There are two ways for a Democrat to raise a lot of money in the 21st century. She can quietly do terrible things and hope some rich people reward her with a few big checks, or she can very conspicuously do good things and hope tons of ordinary folks cut her lots of little checks.
Freshman Rep. Katie Porter (D-Calif.) is betting her political career on the latter approach. And after six months in office, it seems to be paying off. Porter raised over $1 million in the second quarter of 2019 from 12,669 different contributors, with an average individual donation of $42. It’s a massive fundraising figure for a House seat, particularly outside of an election year. Porter does not accept money from corporate political action committees.
Combined with her already-hefty first quarter haul of $416,123, Porter has pulled in nearly $1.5 million so far in 2019, almost equal to what her predecessor, then-Rep. Mimi Walters (R-Calif.), spent in the entire 2016 cycle, according to the Center for Responsive Politics.
Only five Democrats, including House Speaker Nancy Pelosi (D-Calif.), eclipsed the $1 million mark in the first quarter of 2019. Democrats have been steadily releasing strong fundraising numbers for the second quarter, which ended on June 30, but no one else in the House has yet reported a figure higher than Porter’s.
She’ll need the money. Porter represents a wealthy district in Orange County that has a pricey TV ad market and constituents with a history of backing Republicans. The GOP has had her in its sights since she narrowly defeated the incumbent Walters in November 2018, making Porter the first Democrat to represent the district since it was created in 1983.
But like many suburban districts around the country, Porter’s turf has been trending blue in recent years. The district went for Democratic presidential candidate Hillary Clinton and Sen. Kamala Harris in 2016 and Sen. Dianne Feinstein in 2018.
Porter, meanwhile, has campaigned and governed as an unapologetic progressive. She supports impeaching President Donald Trump and made a name for herself in Congress with a series of explosive confrontations with bank executives and other scandal-plagued CEOs during congressional hearings.

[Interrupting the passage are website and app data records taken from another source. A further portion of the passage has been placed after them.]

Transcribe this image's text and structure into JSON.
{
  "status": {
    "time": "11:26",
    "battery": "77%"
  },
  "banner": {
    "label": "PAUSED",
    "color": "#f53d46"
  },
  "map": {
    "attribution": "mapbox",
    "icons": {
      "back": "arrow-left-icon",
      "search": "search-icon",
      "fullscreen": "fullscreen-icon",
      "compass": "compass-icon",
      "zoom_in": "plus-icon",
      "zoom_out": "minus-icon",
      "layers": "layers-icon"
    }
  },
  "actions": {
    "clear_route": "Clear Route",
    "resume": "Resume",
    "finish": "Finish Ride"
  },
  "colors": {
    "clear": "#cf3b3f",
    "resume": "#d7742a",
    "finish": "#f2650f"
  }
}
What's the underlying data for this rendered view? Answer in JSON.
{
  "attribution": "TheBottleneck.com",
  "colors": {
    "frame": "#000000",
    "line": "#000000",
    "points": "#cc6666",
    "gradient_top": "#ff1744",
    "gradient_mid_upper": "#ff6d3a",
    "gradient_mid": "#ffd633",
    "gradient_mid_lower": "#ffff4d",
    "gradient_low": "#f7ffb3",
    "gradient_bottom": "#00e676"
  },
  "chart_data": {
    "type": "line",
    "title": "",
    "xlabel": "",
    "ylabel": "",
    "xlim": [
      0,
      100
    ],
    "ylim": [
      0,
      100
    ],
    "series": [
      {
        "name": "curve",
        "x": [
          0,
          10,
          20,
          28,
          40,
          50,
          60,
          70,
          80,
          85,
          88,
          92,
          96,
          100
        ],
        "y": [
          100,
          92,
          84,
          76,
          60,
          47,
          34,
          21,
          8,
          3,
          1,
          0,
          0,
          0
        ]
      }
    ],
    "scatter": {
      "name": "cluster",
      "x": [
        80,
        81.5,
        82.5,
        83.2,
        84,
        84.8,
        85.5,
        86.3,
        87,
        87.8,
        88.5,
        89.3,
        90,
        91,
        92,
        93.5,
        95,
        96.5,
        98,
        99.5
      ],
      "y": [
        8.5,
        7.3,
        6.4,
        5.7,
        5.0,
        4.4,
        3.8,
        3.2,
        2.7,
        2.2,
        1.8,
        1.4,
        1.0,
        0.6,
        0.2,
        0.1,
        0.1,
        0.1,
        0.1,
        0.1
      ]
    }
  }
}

Many of those moments went viral, turning Porter into one of the Democratic Party’s up-and-coming progressive icons. It’s not hard to see the link between Porter’s high-profile CEO interrogations and her enthusiastic donor base: She landed on the national radar in late February by taking Equifax CEO Mark Begor to task over his company’s massive data breach. Over the next few months, she excoriated Wells Fargo CEO Tim Sloan over his bank’s seemingly endless parade of outrages, confronted JPMorgan Chase CEO Jamie Dimon on low bank teller salaries, and challenged multiple Trump appointees on their technical bona fides. Donations to Porter’s campaign spiked after videos of these exchanges circulated online, according to her office.
Porter’s strategy of keeping her progressive politics front and center and relying on small contributions is unusual for a Democrat in a swing district. Most Democrats facing tough reelection battles try to load up their war chests by cozying up to corporate interests. Sometimes it works: Sen. Jon Tester (D-Mont.) survived a close contest in 2018 after helping craft a bill deregulating banks. But just as often, the corporate money doesn’t pull through. Sens. Joe Donnelly (D-Ind.) and Heidi Heitkamp (D-N.D.) also helped write that banking bill, and lost handily.
Porter will have to continue her hot streak to stay competitive in 2020. In her 2018 race against Walters, Porter outspent her Republican opponent $6.8 million to $5.2 million, according to the Center for Responsive Politics. Those amounts will probably tick even higher in a presidential election year.
If Porter can keep it up, she may help establish a new model for Democratic candidates ― and a new path to power for progressives. One reason moderate and conservative Democrats wield so much influence within the caucus is because they have typically been the most effective fundraisers. By then spreading that money around, they cultivate loyalty that comes in handy during party leadership battles and when identifying policy priorities.
If progressives don’t need conservative money to win, the party’s agenda might start to shift.
Correction: An earlier version of this article incorrectly referenced Porter’s 2019 fundraising numbers as 2018 figures. The error has been corrected.